:: DATASET RECORDS

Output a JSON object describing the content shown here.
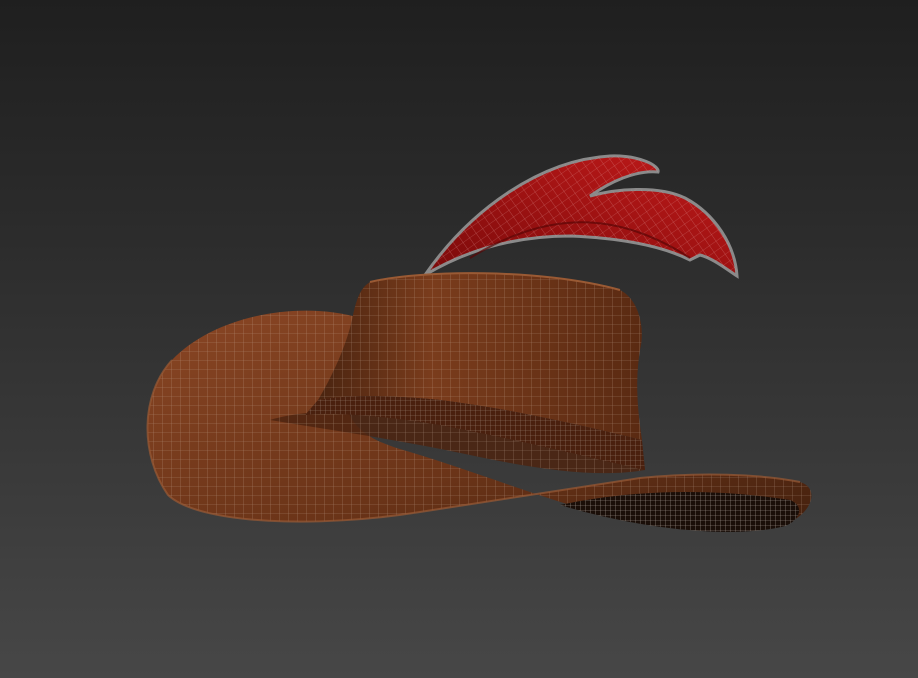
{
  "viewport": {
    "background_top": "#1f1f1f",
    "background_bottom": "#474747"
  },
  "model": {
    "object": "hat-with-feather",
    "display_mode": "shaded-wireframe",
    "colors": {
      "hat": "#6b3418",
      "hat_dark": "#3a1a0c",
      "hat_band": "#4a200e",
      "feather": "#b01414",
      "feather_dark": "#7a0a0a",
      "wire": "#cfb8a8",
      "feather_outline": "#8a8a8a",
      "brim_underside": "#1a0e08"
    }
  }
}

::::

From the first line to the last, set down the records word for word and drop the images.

### ANSWER SECTION
Output a JSON object describing the content shown here.
{
  "viewport": {
    "background_top": "#1f1f1f",
    "background_bottom": "#474747"
  },
  "model": {
    "object": "hat-with-feather",
    "display_mode": "shaded-wireframe",
    "colors": {
      "hat": "#6b3418",
      "hat_dark": "#3a1a0c",
      "hat_band": "#4a200e",
      "feather": "#b01414",
      "feather_dark": "#7a0a0a",
      "wire": "#cfb8a8",
      "feather_outline": "#8a8a8a",
      "brim_underside": "#1a0e08"
    }
  }
}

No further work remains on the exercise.